-- Work instructions --
Print the records below verbatim.

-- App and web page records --
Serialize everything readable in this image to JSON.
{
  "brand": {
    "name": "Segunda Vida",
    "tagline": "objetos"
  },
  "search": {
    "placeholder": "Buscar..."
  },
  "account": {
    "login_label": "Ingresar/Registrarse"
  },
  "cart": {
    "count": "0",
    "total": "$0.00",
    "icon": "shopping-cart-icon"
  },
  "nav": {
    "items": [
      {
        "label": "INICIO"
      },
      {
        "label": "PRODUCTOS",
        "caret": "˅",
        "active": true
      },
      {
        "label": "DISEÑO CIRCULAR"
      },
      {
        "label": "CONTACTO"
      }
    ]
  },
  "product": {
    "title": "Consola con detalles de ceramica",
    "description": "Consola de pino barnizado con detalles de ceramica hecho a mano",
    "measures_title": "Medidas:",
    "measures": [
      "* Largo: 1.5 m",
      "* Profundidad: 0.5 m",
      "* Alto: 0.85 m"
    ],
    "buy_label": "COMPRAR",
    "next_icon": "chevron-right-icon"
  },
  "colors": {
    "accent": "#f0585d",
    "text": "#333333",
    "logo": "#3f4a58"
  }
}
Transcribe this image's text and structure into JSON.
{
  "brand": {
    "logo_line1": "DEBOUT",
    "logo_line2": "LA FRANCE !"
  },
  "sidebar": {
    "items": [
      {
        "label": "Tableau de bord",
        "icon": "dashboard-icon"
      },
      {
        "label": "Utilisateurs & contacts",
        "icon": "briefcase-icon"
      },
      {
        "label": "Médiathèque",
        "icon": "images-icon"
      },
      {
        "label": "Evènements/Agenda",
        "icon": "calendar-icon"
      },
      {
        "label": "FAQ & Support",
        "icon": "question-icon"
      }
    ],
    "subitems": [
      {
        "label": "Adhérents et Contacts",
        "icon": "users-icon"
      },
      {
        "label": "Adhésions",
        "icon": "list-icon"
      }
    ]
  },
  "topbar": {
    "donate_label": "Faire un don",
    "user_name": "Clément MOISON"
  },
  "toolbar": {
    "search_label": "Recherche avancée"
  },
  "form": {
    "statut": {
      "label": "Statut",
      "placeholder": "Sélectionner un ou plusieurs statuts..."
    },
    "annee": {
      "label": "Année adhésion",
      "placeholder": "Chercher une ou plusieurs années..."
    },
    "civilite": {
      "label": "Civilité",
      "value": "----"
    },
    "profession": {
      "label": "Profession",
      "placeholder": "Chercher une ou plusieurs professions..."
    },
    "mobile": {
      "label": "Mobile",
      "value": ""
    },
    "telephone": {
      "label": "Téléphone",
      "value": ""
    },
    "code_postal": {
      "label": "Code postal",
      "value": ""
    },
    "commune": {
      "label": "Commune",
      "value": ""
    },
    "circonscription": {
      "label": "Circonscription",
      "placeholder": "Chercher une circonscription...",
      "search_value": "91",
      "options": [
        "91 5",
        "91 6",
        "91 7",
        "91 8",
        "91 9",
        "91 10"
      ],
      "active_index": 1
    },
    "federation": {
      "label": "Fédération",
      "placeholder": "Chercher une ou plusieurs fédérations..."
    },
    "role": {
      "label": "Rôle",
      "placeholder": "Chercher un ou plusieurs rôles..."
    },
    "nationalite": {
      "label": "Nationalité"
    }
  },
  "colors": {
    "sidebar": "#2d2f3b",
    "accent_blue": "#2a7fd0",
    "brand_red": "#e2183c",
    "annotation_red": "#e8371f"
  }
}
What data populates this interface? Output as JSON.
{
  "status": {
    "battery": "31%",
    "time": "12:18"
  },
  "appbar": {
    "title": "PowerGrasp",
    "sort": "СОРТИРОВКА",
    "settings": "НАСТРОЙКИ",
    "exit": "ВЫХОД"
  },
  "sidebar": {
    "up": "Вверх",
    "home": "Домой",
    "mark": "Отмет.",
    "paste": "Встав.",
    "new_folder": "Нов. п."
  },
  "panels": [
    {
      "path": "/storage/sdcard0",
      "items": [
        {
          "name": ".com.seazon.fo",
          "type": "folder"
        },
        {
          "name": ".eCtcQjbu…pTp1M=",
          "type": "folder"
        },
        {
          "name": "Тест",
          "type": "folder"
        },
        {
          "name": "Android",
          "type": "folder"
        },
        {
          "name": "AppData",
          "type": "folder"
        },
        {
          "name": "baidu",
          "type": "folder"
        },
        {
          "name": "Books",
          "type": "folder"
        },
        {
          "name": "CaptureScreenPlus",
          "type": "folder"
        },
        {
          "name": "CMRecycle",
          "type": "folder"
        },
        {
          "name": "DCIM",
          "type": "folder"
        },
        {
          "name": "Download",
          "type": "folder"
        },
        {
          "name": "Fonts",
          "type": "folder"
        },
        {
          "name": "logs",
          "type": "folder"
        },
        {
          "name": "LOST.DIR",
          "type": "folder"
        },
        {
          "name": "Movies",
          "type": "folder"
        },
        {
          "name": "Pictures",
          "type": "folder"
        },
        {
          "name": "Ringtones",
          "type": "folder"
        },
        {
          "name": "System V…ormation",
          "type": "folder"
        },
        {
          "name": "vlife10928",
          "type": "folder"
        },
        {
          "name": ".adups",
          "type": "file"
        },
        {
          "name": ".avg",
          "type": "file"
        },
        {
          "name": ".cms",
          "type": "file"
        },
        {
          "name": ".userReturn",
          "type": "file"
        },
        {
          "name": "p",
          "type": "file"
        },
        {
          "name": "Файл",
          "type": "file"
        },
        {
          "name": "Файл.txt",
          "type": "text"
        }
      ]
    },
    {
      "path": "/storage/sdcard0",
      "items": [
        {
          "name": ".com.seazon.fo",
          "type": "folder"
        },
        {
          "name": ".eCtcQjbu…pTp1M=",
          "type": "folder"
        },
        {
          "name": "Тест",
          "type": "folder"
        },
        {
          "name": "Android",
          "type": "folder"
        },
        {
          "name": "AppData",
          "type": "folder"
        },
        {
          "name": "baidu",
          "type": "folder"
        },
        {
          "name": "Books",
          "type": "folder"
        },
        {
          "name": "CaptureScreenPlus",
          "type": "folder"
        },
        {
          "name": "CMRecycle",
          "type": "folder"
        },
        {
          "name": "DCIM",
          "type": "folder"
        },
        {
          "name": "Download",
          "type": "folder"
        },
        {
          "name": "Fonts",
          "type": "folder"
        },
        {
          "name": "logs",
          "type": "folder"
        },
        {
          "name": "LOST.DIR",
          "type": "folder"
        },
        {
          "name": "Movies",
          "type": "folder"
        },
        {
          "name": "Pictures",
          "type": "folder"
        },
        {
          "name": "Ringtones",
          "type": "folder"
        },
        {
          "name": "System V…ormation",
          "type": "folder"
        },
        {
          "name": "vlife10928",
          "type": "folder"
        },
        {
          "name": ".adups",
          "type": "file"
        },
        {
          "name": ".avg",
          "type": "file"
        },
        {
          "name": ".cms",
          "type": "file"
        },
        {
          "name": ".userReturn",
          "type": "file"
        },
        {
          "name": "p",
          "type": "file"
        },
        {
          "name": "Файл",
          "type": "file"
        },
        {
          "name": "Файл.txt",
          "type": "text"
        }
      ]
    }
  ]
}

-- Task result --
Serialize everything readable in this image to JSON.
{
  "brand": {
    "name": "Segunda Vida",
    "tagline": "objetos"
  },
  "search": {
    "placeholder": "Buscar..."
  },
  "account": {
    "login_label": "Ingresar/Registrarse"
  },
  "cart": {
    "count": "0",
    "total": "$0.00",
    "icon": "shopping-cart-icon"
  },
  "nav": {
    "items": [
      {
        "label": "INICIO"
      },
      {
        "label": "PRODUCTOS",
        "caret": "˅",
        "active": true
      },
      {
        "label": "DISEÑO CIRCULAR"
      },
      {
        "label": "CONTACTO"
      }
    ]
  },
  "product": {
    "title": "Consola con detalles de ceramica",
    "description": "Consola de pino barnizado con detalles de ceramica hecho a mano",
    "measures_title": "Medidas:",
    "measures": [
      "* Largo: 1.5 m",
      "* Profundidad: 0.5 m",
      "* Alto: 0.85 m"
    ],
    "buy_label": "COMPRAR",
    "next_icon": "chevron-right-icon"
  },
  "colors": {
    "accent": "#f0585d",
    "text": "#333333",
    "logo": "#3f4a58"
  }
}
Transcribe this image's text and structure into JSON.
{
  "brand": {
    "logo_line1": "DEBOUT",
    "logo_line2": "LA FRANCE !"
  },
  "sidebar": {
    "items": [
      {
        "label": "Tableau de bord",
        "icon": "dashboard-icon"
      },
      {
        "label": "Utilisateurs & contacts",
        "icon": "briefcase-icon"
      },
      {
        "label": "Médiathèque",
        "icon": "images-icon"
      },
      {
        "label": "Evènements/Agenda",
        "icon": "calendar-icon"
      },
      {
        "label": "FAQ & Support",
        "icon": "question-icon"
      }
    ],
    "subitems": [
      {
        "label": "Adhérents et Contacts",
        "icon": "users-icon"
      },
      {
        "label": "Adhésions",
        "icon": "list-icon"
      }
    ]
  },
  "topbar": {
    "donate_label": "Faire un don",
    "user_name": "Clément MOISON"
  },
  "toolbar": {
    "search_label": "Recherche avancée"
  },
  "form": {
    "statut": {
      "label": "Statut",
      "placeholder": "Sélectionner un ou plusieurs statuts..."
    },
    "annee": {
      "label": "Année adhésion",
      "placeholder": "Chercher une ou plusieurs années..."
    },
    "civilite": {
      "label": "Civilité",
      "value": "----"
    },
    "profession": {
      "label": "Profession",
      "placeholder": "Chercher une ou plusieurs professions..."
    },
    "mobile": {
      "label": "Mobile",
      "value": ""
    },
    "telephone": {
      "label": "Téléphone",
      "value": ""
    },
    "code_postal": {
      "label": "Code postal",
      "value": ""
    },
    "commune": {
      "label": "Commune",
      "value": ""
    },
    "circonscription": {
      "label": "Circonscription",
      "placeholder": "Chercher une circonscription...",
      "search_value": "91",
      "options": [
        "91 5",
        "91 6",
        "91 7",
        "91 8",
        "91 9",
        "91 10"
      ],
      "active_index": 1
    },
    "federation": {
      "label": "Fédération",
      "placeholder": "Chercher une ou plusieurs fédérations..."
    },
    "role": {
      "label": "Rôle",
      "placeholder": "Chercher un ou plusieurs rôles..."
    },
    "nationalite": {
      "label": "Nationalité"
    }
  },
  "colors": {
    "sidebar": "#2d2f3b",
    "accent_blue": "#2a7fd0",
    "brand_red": "#e2183c",
    "annotation_red": "#e8371f"
  }
}
What data populates this interface? Output as JSON.
{
  "status": {
    "battery": "31%",
    "time": "12:18"
  },
  "appbar": {
    "title": "PowerGrasp",
    "sort": "СОРТИРОВКА",
    "settings": "НАСТРОЙКИ",
    "exit": "ВЫХОД"
  },
  "sidebar": {
    "up": "Вверх",
    "home": "Домой",
    "mark": "Отмет.",
    "paste": "Встав.",
    "new_folder": "Нов. п."
  },
  "panels": [
    {
      "path": "/storage/sdcard0",
      "items": [
        {
          "name": ".com.seazon.fo",
          "type": "folder"
        },
        {
          "name": ".eCtcQjbu…pTp1M=",
          "type": "folder"
        },
        {
          "name": "Тест",
          "type": "folder"
        },
        {
          "name": "Android",
          "type": "folder"
        },
        {
          "name": "AppData",
          "type": "folder"
        },
        {
          "name": "baidu",
          "type": "folder"
        },
        {
          "name": "Books",
          "type": "folder"
        },
        {
          "name": "CaptureScreenPlus",
          "type": "folder"
        },
        {
          "name": "CMRecycle",
          "type": "folder"
        },
        {
          "name": "DCIM",
          "type": "folder"
        },
        {
          "name": "Download",
          "type": "folder"
        },
        {
          "name": "Fonts",
          "type": "folder"
        },
        {
          "name": "logs",
          "type": "folder"
        },
        {
          "name": "LOST.DIR",
          "type": "folder"
        },
        {
          "name": "Movies",
          "type": "folder"
        },
        {
          "name": "Pictures",
          "type": "folder"
        },
        {
          "name": "Ringtones",
          "type": "folder"
        },
        {
          "name": "System V…ormation",
          "type": "folder"
        },
        {
          "name": "vlife10928",
          "type": "folder"
        },
        {
          "name": ".adups",
          "type": "file"
        },
        {
          "name": ".avg",
          "type": "file"
        },
        {
          "name": ".cms",
          "type": "file"
        },
        {
          "name": ".userReturn",
          "type": "file"
        },
        {
          "name": "p",
          "type": "file"
        },
        {
          "name": "Файл",
          "type": "file"
        },
        {
          "name": "Файл.txt",
          "type": "text"
        }
      ]
    },
    {
      "path": "/storage/sdcard0",
      "items": [
        {
          "name": ".com.seazon.fo",
          "type": "folder"
        },
        {
          "name": ".eCtcQjbu…pTp1M=",
          "type": "folder"
        },
        {
          "name": "Тест",
          "type": "folder"
        },
        {
          "name": "Android",
          "type": "folder"
        },
        {
          "name": "AppData",
          "type": "folder"
        },
        {
          "name": "baidu",
          "type": "folder"
        },
        {
          "name": "Books",
          "type": "folder"
        },
        {
          "name": "CaptureScreenPlus",
          "type": "folder"
        },
        {
          "name": "CMRecycle",
          "type": "folder"
        },
        {
          "name": "DCIM",
          "type": "folder"
        },
        {
          "name": "Download",
          "type": "folder"
        },
        {
          "name": "Fonts",
          "type": "folder"
        },
        {
          "name": "logs",
          "type": "folder"
        },
        {
          "name": "LOST.DIR",
          "type": "folder"
        },
        {
          "name": "Movies",
          "type": "folder"
        },
        {
          "name": "Pictures",
          "type": "folder"
        },
        {
          "name": "Ringtones",
          "type": "folder"
        },
        {
          "name": "System V…ormation",
          "type": "folder"
        },
        {
          "name": "vlife10928",
          "type": "folder"
        },
        {
          "name": ".adups",
          "type": "file"
        },
        {
          "name": ".avg",
          "type": "file"
        },
        {
          "name": ".cms",
          "type": "file"
        },
        {
          "name": ".userReturn",
          "type": "file"
        },
        {
          "name": "p",
          "type": "file"
        },
        {
          "name": "Файл",
          "type": "file"
        },
        {
          "name": "Файл.txt",
          "type": "text"
        }
      ]
    }
  ]
}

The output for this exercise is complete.